= EXERCISE DESCRIPTION =
Check each line of the data below for the word "Dashboard", then extract the ones that have it.

= RECORD SET =

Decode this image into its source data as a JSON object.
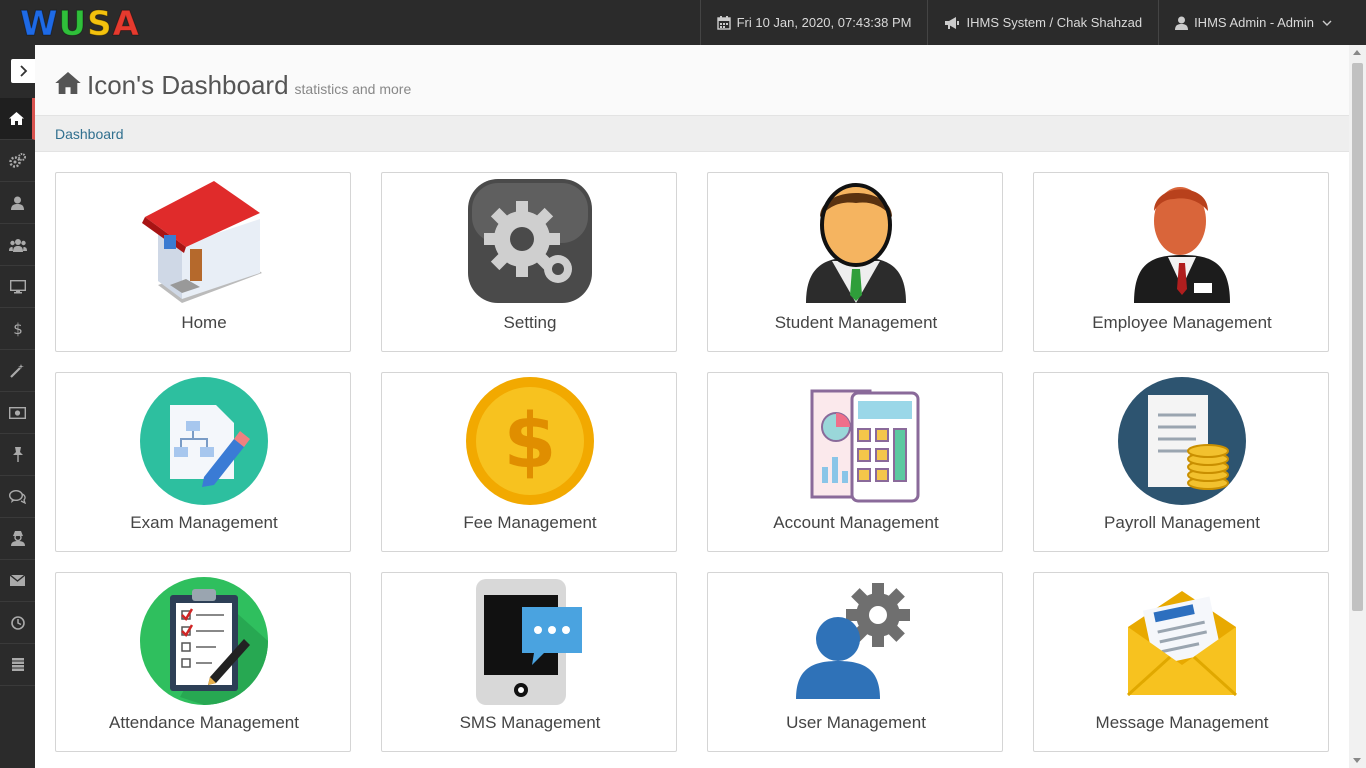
{
  "app": {
    "logo_letters": [
      "W",
      "U",
      "S",
      "A"
    ],
    "logo_colors": [
      "#1e6ae6",
      "#2fbf3a",
      "#f4c20d",
      "#e63a2e"
    ]
  },
  "topbar": {
    "datetime": "Fri 10 Jan, 2020, 07:43:38 PM",
    "system": "IHMS System / Chak Shahzad",
    "user": "IHMS Admin - Admin"
  },
  "page": {
    "title": "Icon's Dashboard",
    "subtitle": "statistics and more",
    "breadcrumb": "Dashboard"
  },
  "sidebar": {
    "items": [
      {
        "icon": "home-icon"
      },
      {
        "icon": "cogs-icon"
      },
      {
        "icon": "user-icon"
      },
      {
        "icon": "users-icon"
      },
      {
        "icon": "desktop-icon"
      },
      {
        "icon": "dollar-icon"
      },
      {
        "icon": "magic-wand-icon"
      },
      {
        "icon": "money-icon"
      },
      {
        "icon": "pushpin-icon"
      },
      {
        "icon": "comments-icon"
      },
      {
        "icon": "user-secret-icon"
      },
      {
        "icon": "envelope-icon"
      },
      {
        "icon": "clock-icon"
      },
      {
        "icon": "list-icon"
      }
    ]
  },
  "tiles": [
    {
      "label": "Home",
      "icon": "house-icon"
    },
    {
      "label": "Setting",
      "icon": "gear-icon"
    },
    {
      "label": "Student Management",
      "icon": "student-icon"
    },
    {
      "label": "Employee Management",
      "icon": "employee-icon"
    },
    {
      "label": "Exam Management",
      "icon": "exam-icon"
    },
    {
      "label": "Fee Management",
      "icon": "coin-icon"
    },
    {
      "label": "Account Management",
      "icon": "calculator-icon"
    },
    {
      "label": "Payroll Management",
      "icon": "payroll-icon"
    },
    {
      "label": "Attendance Management",
      "icon": "clipboard-icon"
    },
    {
      "label": "SMS Management",
      "icon": "phone-icon"
    },
    {
      "label": "User Management",
      "icon": "user-gear-icon"
    },
    {
      "label": "Message Management",
      "icon": "mail-icon"
    }
  ],
  "colors": {
    "topbar": "#2b2b2b",
    "sidebar_active_marker": "#d9534f",
    "breadcrumb_link": "#31708f"
  }
}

= ANSWER TO THE PROBLEM =
    "title": "Icon's Dashboard",
    "breadcrumb": "Dashboard"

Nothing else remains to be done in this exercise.